**WHAT THE EXERCISE ASKS**
Report back each line of the records that contains the string "value".
[[ WORKING DATA open ]]
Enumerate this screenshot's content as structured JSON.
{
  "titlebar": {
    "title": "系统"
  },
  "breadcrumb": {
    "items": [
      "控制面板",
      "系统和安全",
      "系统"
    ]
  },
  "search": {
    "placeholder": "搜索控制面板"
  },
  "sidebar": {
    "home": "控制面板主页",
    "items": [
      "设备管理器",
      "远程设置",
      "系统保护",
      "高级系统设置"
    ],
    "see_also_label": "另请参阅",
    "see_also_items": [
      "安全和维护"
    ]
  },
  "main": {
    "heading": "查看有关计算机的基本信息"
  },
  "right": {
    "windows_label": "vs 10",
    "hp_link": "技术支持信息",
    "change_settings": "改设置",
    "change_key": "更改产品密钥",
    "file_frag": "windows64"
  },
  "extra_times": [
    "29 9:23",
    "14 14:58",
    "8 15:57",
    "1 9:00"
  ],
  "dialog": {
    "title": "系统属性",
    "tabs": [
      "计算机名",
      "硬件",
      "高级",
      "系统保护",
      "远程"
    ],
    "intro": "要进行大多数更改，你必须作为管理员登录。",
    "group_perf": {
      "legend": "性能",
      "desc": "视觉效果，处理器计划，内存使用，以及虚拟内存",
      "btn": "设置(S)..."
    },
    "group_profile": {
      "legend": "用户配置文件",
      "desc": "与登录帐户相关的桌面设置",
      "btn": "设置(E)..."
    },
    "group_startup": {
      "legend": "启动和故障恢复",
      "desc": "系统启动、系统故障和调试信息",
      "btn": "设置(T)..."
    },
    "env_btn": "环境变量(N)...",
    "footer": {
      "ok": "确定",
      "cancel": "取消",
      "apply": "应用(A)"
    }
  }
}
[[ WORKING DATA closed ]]
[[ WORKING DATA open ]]
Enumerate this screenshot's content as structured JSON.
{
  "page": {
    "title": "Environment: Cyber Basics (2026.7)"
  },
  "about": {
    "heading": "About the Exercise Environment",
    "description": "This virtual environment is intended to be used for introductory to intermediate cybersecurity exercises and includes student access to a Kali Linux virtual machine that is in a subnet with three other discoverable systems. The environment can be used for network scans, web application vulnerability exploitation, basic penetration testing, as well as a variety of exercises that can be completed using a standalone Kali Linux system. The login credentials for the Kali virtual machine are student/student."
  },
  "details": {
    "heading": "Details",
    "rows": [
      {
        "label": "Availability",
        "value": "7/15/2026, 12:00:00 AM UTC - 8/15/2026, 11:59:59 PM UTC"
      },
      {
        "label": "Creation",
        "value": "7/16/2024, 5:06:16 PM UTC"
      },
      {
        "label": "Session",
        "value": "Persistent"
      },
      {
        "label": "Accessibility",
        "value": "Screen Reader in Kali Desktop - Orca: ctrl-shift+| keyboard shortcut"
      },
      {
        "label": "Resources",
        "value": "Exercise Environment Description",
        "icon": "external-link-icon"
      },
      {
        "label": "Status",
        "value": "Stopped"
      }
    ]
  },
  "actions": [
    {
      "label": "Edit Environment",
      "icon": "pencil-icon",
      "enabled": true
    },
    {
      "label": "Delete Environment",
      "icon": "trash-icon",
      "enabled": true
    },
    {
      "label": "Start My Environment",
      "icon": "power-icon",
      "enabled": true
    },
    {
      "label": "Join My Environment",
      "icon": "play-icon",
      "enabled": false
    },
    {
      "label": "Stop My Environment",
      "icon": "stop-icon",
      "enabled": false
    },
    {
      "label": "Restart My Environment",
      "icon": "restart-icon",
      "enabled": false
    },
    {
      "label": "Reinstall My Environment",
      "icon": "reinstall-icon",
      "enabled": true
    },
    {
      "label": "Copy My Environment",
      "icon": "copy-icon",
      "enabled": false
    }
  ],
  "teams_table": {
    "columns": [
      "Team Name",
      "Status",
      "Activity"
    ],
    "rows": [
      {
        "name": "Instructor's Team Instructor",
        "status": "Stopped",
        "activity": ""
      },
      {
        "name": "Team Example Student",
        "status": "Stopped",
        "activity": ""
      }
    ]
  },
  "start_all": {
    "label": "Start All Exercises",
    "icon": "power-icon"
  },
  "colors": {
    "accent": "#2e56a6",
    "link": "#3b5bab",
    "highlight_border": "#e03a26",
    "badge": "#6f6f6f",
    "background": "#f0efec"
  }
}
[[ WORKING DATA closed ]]
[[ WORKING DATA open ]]
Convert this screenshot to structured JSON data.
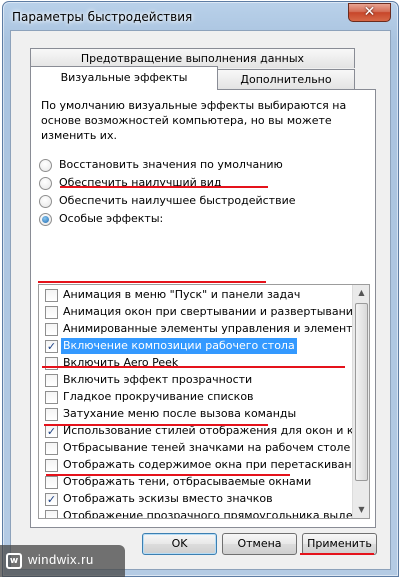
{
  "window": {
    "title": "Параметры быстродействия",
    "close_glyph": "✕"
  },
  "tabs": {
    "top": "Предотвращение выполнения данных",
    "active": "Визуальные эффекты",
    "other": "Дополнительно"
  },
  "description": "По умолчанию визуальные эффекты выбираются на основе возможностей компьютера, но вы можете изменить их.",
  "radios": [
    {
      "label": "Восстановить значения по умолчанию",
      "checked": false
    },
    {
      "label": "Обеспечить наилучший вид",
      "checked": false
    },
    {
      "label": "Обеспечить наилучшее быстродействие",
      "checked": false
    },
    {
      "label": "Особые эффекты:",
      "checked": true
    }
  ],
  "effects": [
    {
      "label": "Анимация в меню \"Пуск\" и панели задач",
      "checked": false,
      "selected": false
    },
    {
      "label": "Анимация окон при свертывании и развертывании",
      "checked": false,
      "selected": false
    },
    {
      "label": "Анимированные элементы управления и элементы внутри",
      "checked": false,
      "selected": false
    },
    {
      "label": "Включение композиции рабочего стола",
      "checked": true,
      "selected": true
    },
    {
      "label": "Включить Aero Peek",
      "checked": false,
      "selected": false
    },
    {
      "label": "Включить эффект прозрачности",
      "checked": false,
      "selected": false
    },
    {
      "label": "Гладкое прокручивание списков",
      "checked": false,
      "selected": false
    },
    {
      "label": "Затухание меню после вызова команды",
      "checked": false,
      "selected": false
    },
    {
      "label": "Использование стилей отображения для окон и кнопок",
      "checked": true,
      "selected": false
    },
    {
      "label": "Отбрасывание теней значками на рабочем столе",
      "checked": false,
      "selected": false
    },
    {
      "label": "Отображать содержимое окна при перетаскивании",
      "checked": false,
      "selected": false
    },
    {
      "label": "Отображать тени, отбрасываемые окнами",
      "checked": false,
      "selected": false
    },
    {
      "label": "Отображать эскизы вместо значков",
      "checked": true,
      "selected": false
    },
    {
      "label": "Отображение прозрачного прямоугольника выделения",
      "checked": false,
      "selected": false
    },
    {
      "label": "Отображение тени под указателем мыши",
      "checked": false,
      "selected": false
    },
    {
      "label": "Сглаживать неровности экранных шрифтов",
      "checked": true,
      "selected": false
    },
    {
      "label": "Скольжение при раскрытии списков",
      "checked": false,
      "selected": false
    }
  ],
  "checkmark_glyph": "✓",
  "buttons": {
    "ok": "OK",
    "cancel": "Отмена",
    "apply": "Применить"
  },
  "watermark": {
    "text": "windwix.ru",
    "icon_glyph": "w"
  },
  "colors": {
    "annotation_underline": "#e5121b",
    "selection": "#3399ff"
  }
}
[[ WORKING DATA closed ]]
**RESPONSE TO THIS EXERCISE**
        "value": "7/15/2026, 12:00:00 AM UTC - 8/15/2026, 11:59:59 PM UTC"
        "value": "7/16/2024, 5:06:16 PM UTC"
        "value": "Persistent"
        "value": "Screen Reader in Kali Desktop - Orca: ctrl-shift+| keyboard shortcut"
        "value": "Exercise Environment Description",
        "value": "Stopped"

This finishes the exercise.